Crimp connectors

Crimp connectors

The crimp connections have proven themselves millions of times over in all areas of industry, automotive technology, aviation, the transport industry, and in medical equipment.

Crimp connectors are also known as crimp contacts. They come in a wide range of versions and designs and are divided into two main groups. The solid/turned crimp connectors or contacts are referred to as being “closed”, while the punched/rolled crimp connectors or contacts are “open”. In an electrical installation, these crimp connections fall under the heading of “solder-free electrical connections”.

Test specifications and main groups

The scope of performance as well as test specifications are described in the European standard DIN EN 60352-2. “Crimping” is a joining process to permanently connect one or more conductors with a contact. A stripped conductor is inserted into the crimp zone of the contact and connected by means of a defined crimping process.
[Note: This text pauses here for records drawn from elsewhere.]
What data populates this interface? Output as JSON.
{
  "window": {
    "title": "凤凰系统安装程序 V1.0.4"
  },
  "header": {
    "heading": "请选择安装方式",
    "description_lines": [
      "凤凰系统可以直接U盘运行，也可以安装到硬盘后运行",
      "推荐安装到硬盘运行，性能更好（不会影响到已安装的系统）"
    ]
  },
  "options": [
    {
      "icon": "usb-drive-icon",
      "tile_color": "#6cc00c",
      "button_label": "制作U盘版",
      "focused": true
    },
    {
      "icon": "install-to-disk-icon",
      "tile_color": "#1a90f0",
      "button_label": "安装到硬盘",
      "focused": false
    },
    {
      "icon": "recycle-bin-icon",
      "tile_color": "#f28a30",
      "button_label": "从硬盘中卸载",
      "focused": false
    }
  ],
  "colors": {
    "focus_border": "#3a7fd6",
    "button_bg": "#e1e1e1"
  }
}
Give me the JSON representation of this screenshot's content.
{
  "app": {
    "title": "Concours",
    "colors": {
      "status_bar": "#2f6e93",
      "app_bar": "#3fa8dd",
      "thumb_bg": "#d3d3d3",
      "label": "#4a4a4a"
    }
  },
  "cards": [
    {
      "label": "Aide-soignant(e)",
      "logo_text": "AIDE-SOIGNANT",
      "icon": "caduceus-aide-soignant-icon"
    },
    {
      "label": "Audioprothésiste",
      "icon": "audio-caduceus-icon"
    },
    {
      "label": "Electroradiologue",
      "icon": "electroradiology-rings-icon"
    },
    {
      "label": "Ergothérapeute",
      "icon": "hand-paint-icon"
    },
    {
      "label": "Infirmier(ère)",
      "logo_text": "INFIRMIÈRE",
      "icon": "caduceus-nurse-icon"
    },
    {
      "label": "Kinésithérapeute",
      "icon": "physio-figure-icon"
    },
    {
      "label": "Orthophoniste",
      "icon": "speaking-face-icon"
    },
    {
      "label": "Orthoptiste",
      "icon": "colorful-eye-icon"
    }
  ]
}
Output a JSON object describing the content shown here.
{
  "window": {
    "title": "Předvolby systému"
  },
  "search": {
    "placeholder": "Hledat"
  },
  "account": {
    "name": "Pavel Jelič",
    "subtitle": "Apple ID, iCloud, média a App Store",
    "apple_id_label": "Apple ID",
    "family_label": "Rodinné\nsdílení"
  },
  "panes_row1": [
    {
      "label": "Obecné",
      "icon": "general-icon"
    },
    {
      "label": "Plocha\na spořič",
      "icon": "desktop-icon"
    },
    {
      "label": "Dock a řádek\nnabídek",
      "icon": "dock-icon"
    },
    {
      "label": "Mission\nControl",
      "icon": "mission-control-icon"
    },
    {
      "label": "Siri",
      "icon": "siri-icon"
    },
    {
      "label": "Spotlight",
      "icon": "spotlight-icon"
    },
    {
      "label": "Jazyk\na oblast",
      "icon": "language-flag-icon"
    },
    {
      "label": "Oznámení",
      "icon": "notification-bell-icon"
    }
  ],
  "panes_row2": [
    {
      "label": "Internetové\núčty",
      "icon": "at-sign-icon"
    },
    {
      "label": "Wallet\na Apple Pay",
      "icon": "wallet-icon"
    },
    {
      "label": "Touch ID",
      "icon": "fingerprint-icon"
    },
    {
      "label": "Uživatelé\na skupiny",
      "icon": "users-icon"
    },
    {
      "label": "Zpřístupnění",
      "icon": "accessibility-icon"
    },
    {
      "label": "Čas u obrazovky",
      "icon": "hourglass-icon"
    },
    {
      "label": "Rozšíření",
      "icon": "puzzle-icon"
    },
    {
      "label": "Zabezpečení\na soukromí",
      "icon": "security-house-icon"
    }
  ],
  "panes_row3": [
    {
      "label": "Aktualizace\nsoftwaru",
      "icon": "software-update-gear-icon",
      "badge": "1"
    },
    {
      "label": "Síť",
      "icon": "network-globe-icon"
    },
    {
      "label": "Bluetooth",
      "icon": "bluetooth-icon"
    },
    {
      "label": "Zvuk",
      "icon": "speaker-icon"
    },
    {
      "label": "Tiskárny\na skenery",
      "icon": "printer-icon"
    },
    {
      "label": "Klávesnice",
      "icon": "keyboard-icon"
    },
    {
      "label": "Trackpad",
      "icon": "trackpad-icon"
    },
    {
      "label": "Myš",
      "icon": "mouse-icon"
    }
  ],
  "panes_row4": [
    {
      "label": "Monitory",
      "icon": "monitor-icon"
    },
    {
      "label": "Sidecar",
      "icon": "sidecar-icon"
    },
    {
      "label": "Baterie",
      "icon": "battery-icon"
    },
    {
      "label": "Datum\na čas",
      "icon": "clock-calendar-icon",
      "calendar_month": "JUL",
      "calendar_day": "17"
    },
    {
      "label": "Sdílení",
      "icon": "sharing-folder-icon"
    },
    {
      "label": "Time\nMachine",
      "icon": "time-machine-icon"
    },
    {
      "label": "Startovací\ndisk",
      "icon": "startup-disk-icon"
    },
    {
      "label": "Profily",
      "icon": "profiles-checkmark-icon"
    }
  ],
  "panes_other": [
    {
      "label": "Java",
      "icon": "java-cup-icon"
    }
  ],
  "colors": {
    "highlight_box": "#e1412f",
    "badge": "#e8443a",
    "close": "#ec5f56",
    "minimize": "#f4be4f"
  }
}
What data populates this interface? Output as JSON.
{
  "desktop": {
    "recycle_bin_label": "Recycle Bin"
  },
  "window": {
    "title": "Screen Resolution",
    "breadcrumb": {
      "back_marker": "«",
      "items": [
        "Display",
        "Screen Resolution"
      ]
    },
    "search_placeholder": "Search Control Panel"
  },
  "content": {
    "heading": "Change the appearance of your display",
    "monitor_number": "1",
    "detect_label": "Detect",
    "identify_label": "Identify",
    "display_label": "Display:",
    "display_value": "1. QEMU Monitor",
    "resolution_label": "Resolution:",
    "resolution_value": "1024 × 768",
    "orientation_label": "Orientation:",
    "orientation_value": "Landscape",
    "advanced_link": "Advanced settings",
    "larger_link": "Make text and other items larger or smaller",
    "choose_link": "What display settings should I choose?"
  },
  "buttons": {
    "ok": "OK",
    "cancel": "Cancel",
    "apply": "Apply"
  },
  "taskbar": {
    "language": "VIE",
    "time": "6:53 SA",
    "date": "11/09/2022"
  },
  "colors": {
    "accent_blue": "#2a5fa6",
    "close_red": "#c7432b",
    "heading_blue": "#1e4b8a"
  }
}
This results in a permanent, reliable crimp connection that cannot be detached.

The following main groups define the various connector types, with a broad spectrum of dimensions and conductor cross-section ranges: punched-rolled contacts, turned contacts, hard-soldered crimping cable lugs, tubular and compression cable lugs, butt connectors, insulated crimping cable lugs, pin cable lugs, uninsulated and insulated ring cable lugs, uninsulated and insulated fork-type cable lugs, uninsulated and insulated slip-on sleeves, and coaxial CATV connectors.

Crimp profiles

The B crimp profile is mainly used for punched-rolled contacts. Solid turned crimp connectors/contacts mainly exhibit profiles with four-mandrel crimping (4/8 indent), square, oval, mandrel crimping, twin mandrel crimping, WM crimping, hexagonal (hex) plus mandrel crimping, and B crimp.

Mechanical crimping pliers with a ratchet system or hydraulically operated tools with different die sizes and crimp profiles process cross-sections larger than 10 mm². Depending on the machine type, square and four-mandrel profiles up to 10 mm² are installed in electrical, pneumatic, and electro-pneumatic crimping machines. For larger cross-sections, such as for a charging connector, the B crimp profile is also used.

Other profiles, such as WM crimp, O crimp, indent crimp, and double indent crimp, are used for processing ferrules, tubular and crimping cable lugs, and crimp connectors up to 300 mm². DIN 46230, DIN 46234, and DIN 46235 are used as a reference for the standard.

Crimp profile selection

This time-saving, cost-effective connection method has proved itself millions of times over for many decades. Selecting the right design, however, is a very complex task. For standard-compliant crimp connections, the perfect interplay between the cross-section of the litz wire, crimp contact, crimping tool, and correct tool setting is crucial. Selecting the crimp profile depends on various parameters, such as the crimp connector or crimp contact, the applicable standard, the area of use, and the specific connector type.